Please write out all the data that follows exactly, without the pictures.

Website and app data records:
+ + + + + + +
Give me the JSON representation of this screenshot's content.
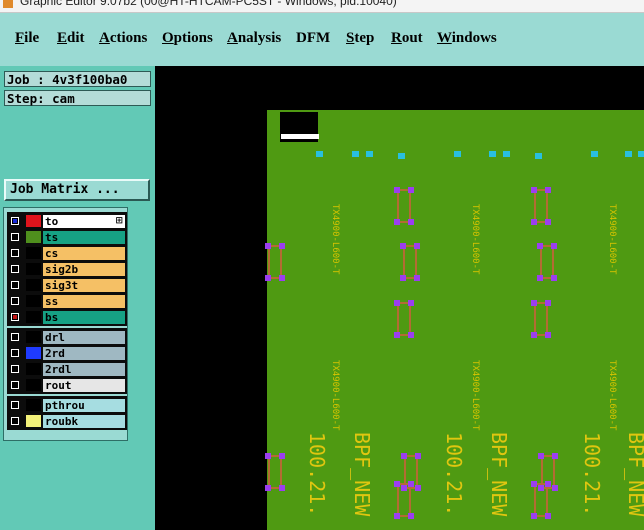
{
  "window": {
    "title": "Graphic Editor 9.07b2 (00@HT-HTCAM-PC5ST - Windows, pid:10040)"
  },
  "menu": [
    {
      "label": "File",
      "u": "F",
      "rest": "ile"
    },
    {
      "label": "Edit",
      "u": "E",
      "rest": "dit"
    },
    {
      "label": "Actions",
      "u": "A",
      "rest": "ctions"
    },
    {
      "label": "Options",
      "u": "O",
      "rest": "ptions"
    },
    {
      "label": "Analysis",
      "u": "A",
      "rest": "nalysis"
    },
    {
      "label": "DFM",
      "u": "",
      "rest": "DFM"
    },
    {
      "label": "Step",
      "u": "S",
      "rest": "tep"
    },
    {
      "label": "Rout",
      "u": "R",
      "rest": "out"
    },
    {
      "label": "Windows",
      "u": "W",
      "rest": "indows"
    }
  ],
  "info": {
    "job": "Job : 4v3f100ba0",
    "step": "Step: cam"
  },
  "job_matrix_label": "Job Matrix ...",
  "layers": {
    "group1": [
      {
        "name": "to",
        "color": "#ffffff",
        "swatch": "#e0141c",
        "check": "#1a2bd8"
      },
      {
        "name": "ts",
        "color": "#16a184",
        "swatch": "#4f8f1d",
        "check": "#000000"
      },
      {
        "name": "cs",
        "color": "#f5c065",
        "swatch": "#000000",
        "check": "#000000"
      },
      {
        "name": "sig2b",
        "color": "#f5c065",
        "swatch": "#000000",
        "check": "#000000"
      },
      {
        "name": "sig3t",
        "color": "#f5c065",
        "swatch": "#000000",
        "check": "#000000"
      },
      {
        "name": "ss",
        "color": "#f5c065",
        "swatch": "#000000",
        "check": "#000000"
      },
      {
        "name": "bs",
        "color": "#16a184",
        "swatch": "#000000",
        "check": "#c21515"
      }
    ],
    "group2": [
      {
        "name": "drl",
        "color": "#9fb8c2",
        "swatch": "#000000",
        "check": "#000000"
      },
      {
        "name": "2rd",
        "color": "#9fb8c2",
        "swatch": "#1f3bff",
        "check": "#000000"
      },
      {
        "name": "2rdl",
        "color": "#9fb8c2",
        "swatch": "#000000",
        "check": "#000000"
      },
      {
        "name": "rout",
        "color": "#e6e6e6",
        "swatch": "#000000",
        "check": "#000000"
      }
    ],
    "group3": [
      {
        "name": "pthrou",
        "color": "#a6dde1",
        "swatch": "#000000",
        "check": "#000000"
      },
      {
        "name": "roubk",
        "color": "#a6dde1",
        "swatch": "#f4f27a",
        "check": "#000000"
      }
    ]
  },
  "board": {
    "silk_small": "TX4900-L600-T",
    "silk_small_b": "TX4900-L600-T",
    "silk_num": "100.21.",
    "silk_name": "BPF_NEW",
    "colors": {
      "board": "#4f9a12",
      "pad": "#29bfe0",
      "outline": "#b36b33",
      "via": "#9b3ef0",
      "silk": "#d6c300",
      "silk_num": "#e0c610"
    }
  }
}
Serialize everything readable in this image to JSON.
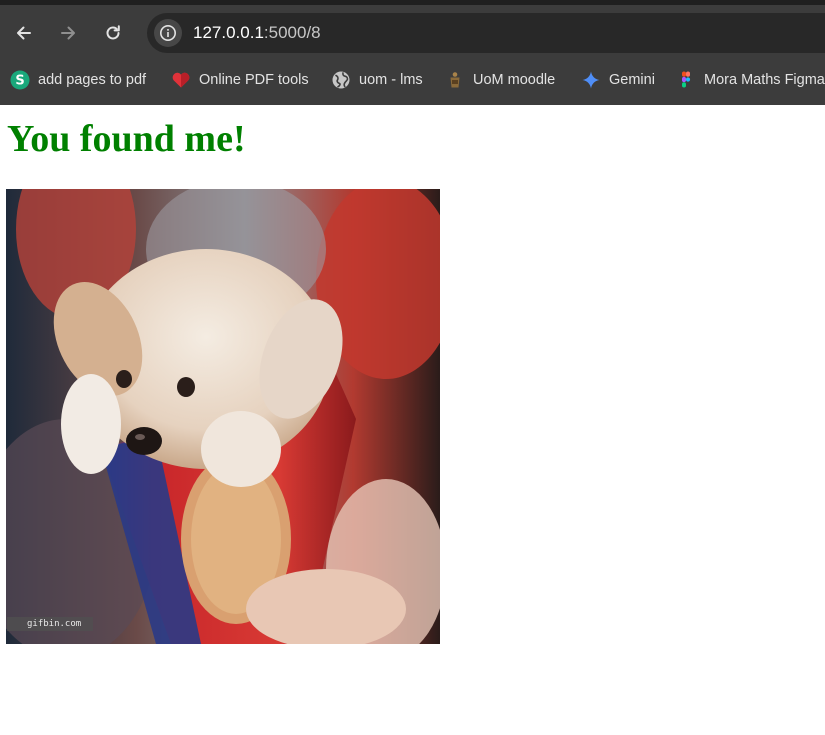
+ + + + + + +
Task solution
Give me the JSON representation of this screenshot's content.
{
  "window": {
    "title": "Graphic Editor 9.07b2 (00@HT-HTCAM-PC5ST - Windows, pid:10040)"
  },
  "menu": [
    {
      "label": "File",
      "u": "F",
      "rest": "ile"
    },
    {
      "label": "Edit",
      "u": "E",
      "rest": "dit"
    },
    {
      "label": "Actions",
      "u": "A",
      "rest": "ctions"
    },
    {
      "label": "Options",
      "u": "O",
      "rest": "ptions"
    },
    {
      "label": "Analysis",
      "u": "A",
      "rest": "nalysis"
    },
    {
      "label": "DFM",
      "u": "",
      "rest": "DFM"
    },
    {
      "label": "Step",
      "u": "S",
      "rest": "tep"
    },
    {
      "label": "Rout",
      "u": "R",
      "rest": "out"
    },
    {
      "label": "Windows",
      "u": "W",
      "rest": "indows"
    }
  ],
  "info": {
    "job": "Job : 4v3f100ba0",
    "step": "Step: cam"
  },
  "job_matrix_label": "Job Matrix ...",
  "layers": {
    "group1": [
      {
        "name": "to",
        "color": "#ffffff",
        "swatch": "#e0141c",
        "check": "#1a2bd8"
      },
      {
        "name": "ts",
        "color": "#16a184",
        "swatch": "#4f8f1d",
        "check": "#000000"
      },
      {
        "name": "cs",
        "color": "#f5c065",
        "swatch": "#000000",
        "check": "#000000"
      },
      {
        "name": "sig2b",
        "color": "#f5c065",
        "swatch": "#000000",
        "check": "#000000"
      },
      {
        "name": "sig3t",
        "color": "#f5c065",
        "swatch": "#000000",
        "check": "#000000"
      },
      {
        "name": "ss",
        "color": "#f5c065",
        "swatch": "#000000",
        "check": "#000000"
      },
      {
        "name": "bs",
        "color": "#16a184",
        "swatch": "#000000",
        "check": "#c21515"
      }
    ],
    "group2": [
      {
        "name": "drl",
        "color": "#9fb8c2",
        "swatch": "#000000",
        "check": "#000000"
      },
      {
        "name": "2rd",
        "color": "#9fb8c2",
        "swatch": "#1f3bff",
        "check": "#000000"
      },
      {
        "name": "2rdl",
        "color": "#9fb8c2",
        "swatch": "#000000",
        "check": "#000000"
      },
      {
        "name": "rout",
        "color": "#e6e6e6",
        "swatch": "#000000",
        "check": "#000000"
      }
    ],
    "group3": [
      {
        "name": "pthrou",
        "color": "#a6dde1",
        "swatch": "#000000",
        "check": "#000000"
      },
      {
        "name": "roubk",
        "color": "#a6dde1",
        "swatch": "#f4f27a",
        "check": "#000000"
      }
    ]
  },
  "board": {
    "silk_small": "TX4900-L600-T",
    "silk_small_b": "TX4900-L600-T",
    "silk_num": "100.21.",
    "silk_name": "BPF_NEW",
    "colors": {
      "board": "#4f9a12",
      "pad": "#29bfe0",
      "outline": "#b36b33",
      "via": "#9b3ef0",
      "silk": "#d6c300",
      "silk_num": "#e0c610"
    }
  }
}
Serialize everything readable in this image to JSON.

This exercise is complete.